■ Problem requirements: Copy all records precisely, apart from the pictures.

■ Collected data:
- Opening Delimiter -

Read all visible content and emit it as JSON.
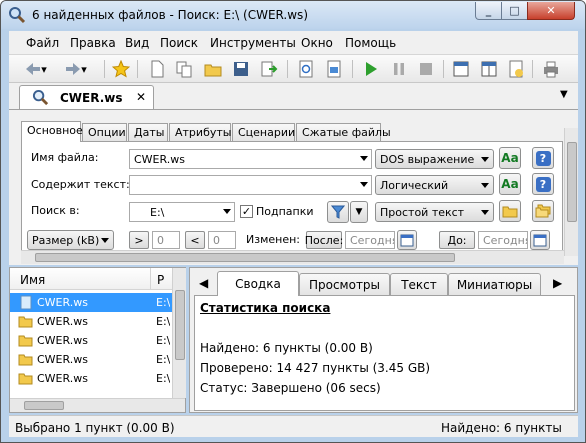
{
  "window": {
    "title": "6 найденных файлов - Поиск: E:\\ (CWER.ws)"
  },
  "menu": [
    "Файл",
    "Правка",
    "Вид",
    "Поиск",
    "Инструменты",
    "Окно",
    "Помощь"
  ],
  "doc_tab": {
    "label": "CWER.ws"
  },
  "search_tabs": [
    "Основное",
    "Опции",
    "Даты",
    "Атрибуты",
    "Сценарии",
    "Сжатые файлы"
  ],
  "form": {
    "filename_label": "Имя файла:",
    "filename_value": "CWER.ws",
    "filename_mode": "DOS выражение",
    "contains_label": "Содержит текст:",
    "contains_value": "",
    "contains_mode": "Логический",
    "searchin_label": "Поиск в:",
    "searchin_value": "E:\\",
    "subfolders_label": "Подпапки",
    "searchin_mode": "Простой текст",
    "aa_label": "Aa",
    "help_label": "?",
    "size_select": "Размер (kB)",
    "gt": ">",
    "lt": "<",
    "size_min": "0",
    "size_max": "0",
    "changed_label": "Изменен:",
    "after_btn": "После:",
    "after_date": "Сегодня",
    "before_btn": "До:",
    "before_date": "Сегодня"
  },
  "files": {
    "col_name": "Имя",
    "col_path": "Р",
    "rows": [
      {
        "name": "CWER.ws",
        "path": "E:\\",
        "selected": true
      },
      {
        "name": "CWER.ws",
        "path": "E:\\",
        "selected": false
      },
      {
        "name": "CWER.ws",
        "path": "E:\\",
        "selected": false
      },
      {
        "name": "CWER.ws",
        "path": "E:\\",
        "selected": false
      },
      {
        "name": "CWER.ws",
        "path": "E:\\",
        "selected": false
      }
    ]
  },
  "result_tabs": [
    "Сводка",
    "Просмотры",
    "Текст",
    "Миниатюры"
  ],
  "summary": {
    "heading": "Статистика поиска",
    "found": "Найдено: 6 пункты (0.00 B)",
    "checked": "Проверено: 14 427 пункты (3.45 GB)",
    "status": "Статус: Завершено (06 secs)"
  },
  "statusbar": {
    "left": "Выбрано 1 пункт (0.00 B)",
    "right": "Найдено: 6 пункты"
  },
  "colors": {
    "selection": "#3399ff",
    "frame": "#b9d1ea",
    "close": "#c7402c"
  }
}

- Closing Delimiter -

■ Solved problem:
Read all visible content and emit it as JSON.
{
  "window": {
    "title": "6 найденных файлов - Поиск: E:\\ (CWER.ws)"
  },
  "menu": [
    "Файл",
    "Правка",
    "Вид",
    "Поиск",
    "Инструменты",
    "Окно",
    "Помощь"
  ],
  "doc_tab": {
    "label": "CWER.ws"
  },
  "search_tabs": [
    "Основное",
    "Опции",
    "Даты",
    "Атрибуты",
    "Сценарии",
    "Сжатые файлы"
  ],
  "form": {
    "filename_label": "Имя файла:",
    "filename_value": "CWER.ws",
    "filename_mode": "DOS выражение",
    "contains_label": "Содержит текст:",
    "contains_value": "",
    "contains_mode": "Логический",
    "searchin_label": "Поиск в:",
    "searchin_value": "E:\\",
    "subfolders_label": "Подпапки",
    "searchin_mode": "Простой текст",
    "aa_label": "Aa",
    "help_label": "?",
    "size_select": "Размер (kB)",
    "gt": ">",
    "lt": "<",
    "size_min": "0",
    "size_max": "0",
    "changed_label": "Изменен:",
    "after_btn": "После:",
    "after_date": "Сегодня",
    "before_btn": "До:",
    "before_date": "Сегодня"
  },
  "files": {
    "col_name": "Имя",
    "col_path": "Р",
    "rows": [
      {
        "name": "CWER.ws",
        "path": "E:\\",
        "selected": true
      },
      {
        "name": "CWER.ws",
        "path": "E:\\",
        "selected": false
      },
      {
        "name": "CWER.ws",
        "path": "E:\\",
        "selected": false
      },
      {
        "name": "CWER.ws",
        "path": "E:\\",
        "selected": false
      },
      {
        "name": "CWER.ws",
        "path": "E:\\",
        "selected": false
      }
    ]
  },
  "result_tabs": [
    "Сводка",
    "Просмотры",
    "Текст",
    "Миниатюры"
  ],
  "summary": {
    "heading": "Статистика поиска",
    "found": "Найдено: 6 пункты (0.00 B)",
    "checked": "Проверено: 14 427 пункты (3.45 GB)",
    "status": "Статус: Завершено (06 secs)"
  },
  "statusbar": {
    "left": "Выбрано 1 пункт (0.00 B)",
    "right": "Найдено: 6 пункты"
  },
  "colors": {
    "selection": "#3399ff",
    "frame": "#b9d1ea",
    "close": "#c7402c"
  }
}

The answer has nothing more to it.